Richard, my bro, was having a problem with his solar set-up at his farm, so Dave, the solar expert from Melbourne, went with him when he drove home on Thursday 23 September 2004. The next day, I took Dave’s place in a group of friends heading north for a fishing trip to Mallacoota near the Victoria/NSW border.
Mark Earle took me to the light aircraft airport of Moorabbin and dropped me at the Royal Vic Aero Clubhouse where I joined the group there quaffing beers and awaiting the arrival of pilot, Russell Barnes. There were seven of us in a Piper and a Cessna 182. I was put in the latter with Russell. We passed over Warragul, Sale and Maffra. Lovely names! We landed at Bairnsdale to refuel, all pitching in to push the Cessna to the pump. Someone called a taxi to take us into town, about 6 km’s drive. After a sandwich, one of our number, a clock repairer by trade, suggested we go to a clock shop in the town on the Prince’s Highway.
What an unexpected delight. I could have browsed all day, but we had to get going.
The Cessna took off, passed over Lakes Entrance where my mum was in a home for the elderly, and headed for Orbost Field, which is a long way from Orbost and coincidentally, only three km from Richard’s farm, Ostralia-All-Over, near the little village of Marlo on the coast. He arrived to swap Dave for myself and off they flew.
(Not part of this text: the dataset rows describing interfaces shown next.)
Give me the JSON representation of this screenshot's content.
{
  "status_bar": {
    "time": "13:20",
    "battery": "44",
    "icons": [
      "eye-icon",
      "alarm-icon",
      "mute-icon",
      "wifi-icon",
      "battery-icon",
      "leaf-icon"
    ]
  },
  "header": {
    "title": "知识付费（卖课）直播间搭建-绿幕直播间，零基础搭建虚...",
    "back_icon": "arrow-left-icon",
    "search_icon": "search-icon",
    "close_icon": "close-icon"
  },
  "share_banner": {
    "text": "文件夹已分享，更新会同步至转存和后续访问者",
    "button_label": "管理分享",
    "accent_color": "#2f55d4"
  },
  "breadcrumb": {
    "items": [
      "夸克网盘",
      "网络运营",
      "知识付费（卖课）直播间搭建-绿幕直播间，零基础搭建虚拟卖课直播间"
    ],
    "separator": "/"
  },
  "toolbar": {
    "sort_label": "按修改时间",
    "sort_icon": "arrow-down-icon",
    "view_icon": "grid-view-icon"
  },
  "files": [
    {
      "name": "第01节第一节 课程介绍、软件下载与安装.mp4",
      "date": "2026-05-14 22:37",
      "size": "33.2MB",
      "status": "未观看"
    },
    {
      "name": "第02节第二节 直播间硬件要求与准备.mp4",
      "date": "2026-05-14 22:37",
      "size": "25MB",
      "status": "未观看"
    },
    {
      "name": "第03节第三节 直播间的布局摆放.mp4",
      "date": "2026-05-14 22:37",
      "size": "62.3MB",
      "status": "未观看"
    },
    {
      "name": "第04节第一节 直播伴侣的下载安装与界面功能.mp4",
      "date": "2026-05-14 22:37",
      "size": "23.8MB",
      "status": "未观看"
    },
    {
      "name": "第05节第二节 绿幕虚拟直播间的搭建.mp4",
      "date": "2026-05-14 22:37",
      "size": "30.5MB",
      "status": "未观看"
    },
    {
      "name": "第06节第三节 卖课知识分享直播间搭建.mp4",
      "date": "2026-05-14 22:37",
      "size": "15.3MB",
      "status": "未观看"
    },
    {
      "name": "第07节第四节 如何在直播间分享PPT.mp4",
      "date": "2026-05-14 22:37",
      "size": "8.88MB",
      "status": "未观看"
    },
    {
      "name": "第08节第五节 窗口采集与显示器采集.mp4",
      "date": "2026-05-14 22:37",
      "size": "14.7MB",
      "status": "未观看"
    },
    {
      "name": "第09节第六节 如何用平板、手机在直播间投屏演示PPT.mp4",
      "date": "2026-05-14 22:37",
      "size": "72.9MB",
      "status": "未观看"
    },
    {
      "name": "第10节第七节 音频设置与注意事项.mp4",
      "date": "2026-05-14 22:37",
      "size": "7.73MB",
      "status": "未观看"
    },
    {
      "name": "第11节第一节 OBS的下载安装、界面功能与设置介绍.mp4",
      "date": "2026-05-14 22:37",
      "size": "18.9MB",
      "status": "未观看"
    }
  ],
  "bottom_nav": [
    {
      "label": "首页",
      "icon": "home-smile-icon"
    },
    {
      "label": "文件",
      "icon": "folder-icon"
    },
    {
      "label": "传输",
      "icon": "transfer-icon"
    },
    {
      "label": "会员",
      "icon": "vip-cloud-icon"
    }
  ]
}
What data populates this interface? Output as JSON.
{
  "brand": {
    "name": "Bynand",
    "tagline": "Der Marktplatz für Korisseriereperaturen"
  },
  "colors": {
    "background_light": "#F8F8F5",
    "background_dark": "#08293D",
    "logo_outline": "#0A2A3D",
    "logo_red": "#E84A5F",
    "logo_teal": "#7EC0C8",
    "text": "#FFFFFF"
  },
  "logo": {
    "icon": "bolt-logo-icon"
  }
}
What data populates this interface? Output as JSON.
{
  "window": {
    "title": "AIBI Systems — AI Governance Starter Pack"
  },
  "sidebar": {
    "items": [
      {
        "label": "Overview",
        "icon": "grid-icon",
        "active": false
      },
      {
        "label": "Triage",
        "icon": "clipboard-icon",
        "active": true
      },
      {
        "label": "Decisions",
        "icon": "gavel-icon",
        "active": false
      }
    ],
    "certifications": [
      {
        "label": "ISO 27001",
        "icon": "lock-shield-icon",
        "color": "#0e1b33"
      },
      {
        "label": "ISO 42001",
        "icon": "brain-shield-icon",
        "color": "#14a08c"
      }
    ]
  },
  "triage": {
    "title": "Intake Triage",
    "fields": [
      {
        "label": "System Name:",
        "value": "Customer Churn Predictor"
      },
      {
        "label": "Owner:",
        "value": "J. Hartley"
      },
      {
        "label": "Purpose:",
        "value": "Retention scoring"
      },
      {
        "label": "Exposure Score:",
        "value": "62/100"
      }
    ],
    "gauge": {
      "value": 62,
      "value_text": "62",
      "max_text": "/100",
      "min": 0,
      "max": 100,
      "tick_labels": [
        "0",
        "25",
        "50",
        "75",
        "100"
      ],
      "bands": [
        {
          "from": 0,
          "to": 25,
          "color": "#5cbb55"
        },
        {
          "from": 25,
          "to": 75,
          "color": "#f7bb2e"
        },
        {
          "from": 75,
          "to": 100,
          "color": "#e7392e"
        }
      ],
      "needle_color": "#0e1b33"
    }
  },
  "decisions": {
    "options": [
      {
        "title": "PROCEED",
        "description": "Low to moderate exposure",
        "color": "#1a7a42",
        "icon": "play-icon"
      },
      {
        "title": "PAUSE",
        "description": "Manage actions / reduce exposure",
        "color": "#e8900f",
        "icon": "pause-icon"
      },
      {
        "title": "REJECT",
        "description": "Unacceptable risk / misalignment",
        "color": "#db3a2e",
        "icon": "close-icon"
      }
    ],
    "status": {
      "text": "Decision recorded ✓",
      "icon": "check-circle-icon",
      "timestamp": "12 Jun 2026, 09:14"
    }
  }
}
It was nice to see my sister-in-law Kate again! Both of them were scurrying around preparing their home for a Catholic retreat, due to take place the following weekend. The following day, when Kate had rushed away to a workshop at the Orbost Hospital, Richard showed me around his farm.
He had got in on the ground floor of the Ostrich market in Australia – hence the name of his farm – and, although that had by now flattened out, had done very well out of it in the days when you could get A$1000-00 for one fertilised egg. The prices were so high because importers were forced to keep their stock in quarantine on an island off the coast for something like six months and fly their food in for them! At his maximum, he had only three breeding pairs and an incubator, which made him a handsome living. Now he had kept on an elderly couple of Ostriches just as a thank-you for their services! He had since started a venture with another African animal – boer goats.
His farm is heavily wooded with enormous gum trees which seemed to be a continuous battle to keep at bay. It lies in a curve of the Cabbagetree Creek, which runs into the Brodribb then the Snowy whose estuary to the sea is in Marlo. Yes, that Snowy River.